You’ll also want to visit Charles Larry Photography if you are looking for prairie photos to frame and gift (or to gift yourself). I particularly love his images of bison and winter at Nachusa Grasslands. I’m a fan of winter scenes, and his are spectacular.
For the history or literature buff:
The Tallgrass Prairie Reader edited by John T. Price. I believe this is one of the most important pieces of natural history literature in the past decade. Why? It preserves a wide variety of writings on the tallgrass prairie from 42 authors, grouped chronologically from the 1800’s to the 21st Century. (Full disclosure — an essay of mine is included). Price’s edited volume reminds us of the richness of prairie literature, and the need for more voices to speak for prairie.
For the prairie volunteer or steward who wants technical advice:
I enthusiastically recommend The Tallgrass Prairie Center Guide to Restoration in the Upper Midwest by Daryl Smith, Dave Williams, Greg Houseal, and Kirk Henderson for anyone looking for a comprehensive guide to planting, restoring, or caring for prairie on sites both big and small. If it’s not in this volume, you probably don’t need to know it. I own two copies, just in case I lose one!
I hope you found some new books that caught your interest, or saw a few old favorites that you want to re-read or gift to a prairie friend.

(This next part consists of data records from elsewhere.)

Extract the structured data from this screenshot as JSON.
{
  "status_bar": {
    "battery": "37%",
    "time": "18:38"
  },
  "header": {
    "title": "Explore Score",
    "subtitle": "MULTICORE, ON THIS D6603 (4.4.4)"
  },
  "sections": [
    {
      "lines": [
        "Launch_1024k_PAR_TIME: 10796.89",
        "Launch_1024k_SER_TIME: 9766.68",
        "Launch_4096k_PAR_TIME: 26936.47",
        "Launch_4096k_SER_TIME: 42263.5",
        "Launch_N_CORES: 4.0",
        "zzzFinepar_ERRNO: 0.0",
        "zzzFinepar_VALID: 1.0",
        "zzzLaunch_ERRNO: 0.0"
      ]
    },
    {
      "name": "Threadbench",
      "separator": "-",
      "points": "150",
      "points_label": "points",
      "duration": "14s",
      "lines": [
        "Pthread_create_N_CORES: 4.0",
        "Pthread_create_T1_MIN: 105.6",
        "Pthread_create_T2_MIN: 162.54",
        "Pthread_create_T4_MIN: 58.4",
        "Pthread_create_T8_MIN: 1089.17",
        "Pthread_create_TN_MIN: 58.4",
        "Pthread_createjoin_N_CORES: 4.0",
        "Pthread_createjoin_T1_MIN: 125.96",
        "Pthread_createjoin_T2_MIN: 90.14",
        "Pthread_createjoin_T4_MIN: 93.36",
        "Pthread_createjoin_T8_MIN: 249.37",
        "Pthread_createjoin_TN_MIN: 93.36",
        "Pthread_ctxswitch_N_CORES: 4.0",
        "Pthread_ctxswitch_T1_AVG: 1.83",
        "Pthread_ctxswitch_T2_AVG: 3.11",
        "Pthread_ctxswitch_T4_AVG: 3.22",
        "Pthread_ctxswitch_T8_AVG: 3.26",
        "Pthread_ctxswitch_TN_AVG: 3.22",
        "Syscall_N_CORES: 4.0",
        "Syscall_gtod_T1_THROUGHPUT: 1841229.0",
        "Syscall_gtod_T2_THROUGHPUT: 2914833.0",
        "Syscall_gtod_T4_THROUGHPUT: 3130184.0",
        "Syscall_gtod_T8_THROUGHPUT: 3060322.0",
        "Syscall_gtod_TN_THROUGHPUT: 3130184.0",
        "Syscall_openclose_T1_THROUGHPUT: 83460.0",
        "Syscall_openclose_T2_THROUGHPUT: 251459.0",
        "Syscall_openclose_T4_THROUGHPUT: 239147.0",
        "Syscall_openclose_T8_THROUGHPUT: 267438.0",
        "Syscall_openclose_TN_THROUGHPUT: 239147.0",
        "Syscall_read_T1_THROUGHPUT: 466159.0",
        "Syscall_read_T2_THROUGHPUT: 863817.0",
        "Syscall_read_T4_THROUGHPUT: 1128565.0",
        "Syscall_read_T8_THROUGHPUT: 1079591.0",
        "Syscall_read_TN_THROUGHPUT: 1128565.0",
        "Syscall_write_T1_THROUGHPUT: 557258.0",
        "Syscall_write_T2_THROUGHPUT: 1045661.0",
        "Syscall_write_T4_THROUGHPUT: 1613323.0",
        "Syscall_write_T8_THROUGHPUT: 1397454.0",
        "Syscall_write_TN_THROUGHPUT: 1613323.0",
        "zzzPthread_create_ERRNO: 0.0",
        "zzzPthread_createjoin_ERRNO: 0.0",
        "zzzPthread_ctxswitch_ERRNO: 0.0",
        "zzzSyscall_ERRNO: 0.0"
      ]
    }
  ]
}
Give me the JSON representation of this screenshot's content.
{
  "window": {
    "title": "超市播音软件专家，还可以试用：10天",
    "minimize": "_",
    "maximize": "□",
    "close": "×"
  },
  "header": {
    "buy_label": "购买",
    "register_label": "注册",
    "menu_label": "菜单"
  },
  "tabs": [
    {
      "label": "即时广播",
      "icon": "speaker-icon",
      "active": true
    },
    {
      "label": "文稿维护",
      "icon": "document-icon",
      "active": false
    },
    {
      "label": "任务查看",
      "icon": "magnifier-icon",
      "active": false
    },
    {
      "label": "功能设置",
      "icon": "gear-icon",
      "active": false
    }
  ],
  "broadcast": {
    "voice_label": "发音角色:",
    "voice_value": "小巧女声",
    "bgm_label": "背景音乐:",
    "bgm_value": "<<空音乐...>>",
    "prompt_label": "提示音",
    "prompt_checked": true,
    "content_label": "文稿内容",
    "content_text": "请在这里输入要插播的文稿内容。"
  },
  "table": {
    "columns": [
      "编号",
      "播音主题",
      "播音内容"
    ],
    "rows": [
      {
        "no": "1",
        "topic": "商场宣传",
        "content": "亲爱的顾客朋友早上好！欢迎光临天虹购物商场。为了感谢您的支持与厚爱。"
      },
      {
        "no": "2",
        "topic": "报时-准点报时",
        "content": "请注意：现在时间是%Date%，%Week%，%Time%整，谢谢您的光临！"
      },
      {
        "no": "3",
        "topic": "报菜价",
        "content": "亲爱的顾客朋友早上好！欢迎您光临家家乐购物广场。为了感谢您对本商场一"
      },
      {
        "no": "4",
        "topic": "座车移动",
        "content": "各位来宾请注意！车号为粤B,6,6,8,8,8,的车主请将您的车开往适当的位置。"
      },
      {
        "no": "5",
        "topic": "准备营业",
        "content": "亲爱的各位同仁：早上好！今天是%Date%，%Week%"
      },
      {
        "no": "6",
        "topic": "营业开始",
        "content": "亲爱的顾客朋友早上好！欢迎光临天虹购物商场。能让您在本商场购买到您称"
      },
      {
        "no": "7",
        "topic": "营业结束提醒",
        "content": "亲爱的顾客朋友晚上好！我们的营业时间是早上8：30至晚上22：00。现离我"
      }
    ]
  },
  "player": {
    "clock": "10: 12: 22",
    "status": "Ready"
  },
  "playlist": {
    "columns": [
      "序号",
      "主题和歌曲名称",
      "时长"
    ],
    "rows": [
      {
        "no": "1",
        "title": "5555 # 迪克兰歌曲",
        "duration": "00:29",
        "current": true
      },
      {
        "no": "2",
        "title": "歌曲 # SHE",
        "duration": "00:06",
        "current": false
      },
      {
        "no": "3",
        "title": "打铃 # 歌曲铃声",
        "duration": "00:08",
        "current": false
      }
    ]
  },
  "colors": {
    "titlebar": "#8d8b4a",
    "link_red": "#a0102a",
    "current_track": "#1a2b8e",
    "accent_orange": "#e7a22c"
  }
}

Of course, this is by no means an exhaustive list. Rather, these are a few highlights. And please explore some of my past posts on prairie books—there are many wonderful prairie books out there not mentioned in this year’s essay.
What books on tallgrass prairie do you recommend? Please share your favorites in the comments below and keep the literary conversation going. And as always, if you purchase a book, support your local independent bookstores and small publishers. They need you!
The opening quote is from Ann Patchett (1963), finalist for the 2020 Pulitzer Prize in Fiction for The Dutch House the author of my personal favorite of hers, Bel Canto. Patchett is the owner of Parnassus Bookstore in Nashville, TN.
Upcoming Speaking Engagements
Visit www.cindycrosby.com for a full list of Cindy’s classes and programs.
December 16, 7-8:30 p.m.: “Winter Prairie Wonders” presented for the Prairie Naturals, Manitoba, Canada.
January 17, 1-2:30 pm: “The Tallgrass Prairie: Grocery Store, Apothecary, and Love Charm Shop”, presented by Garden Study Club of Hinsdale at the Oak Brook Library.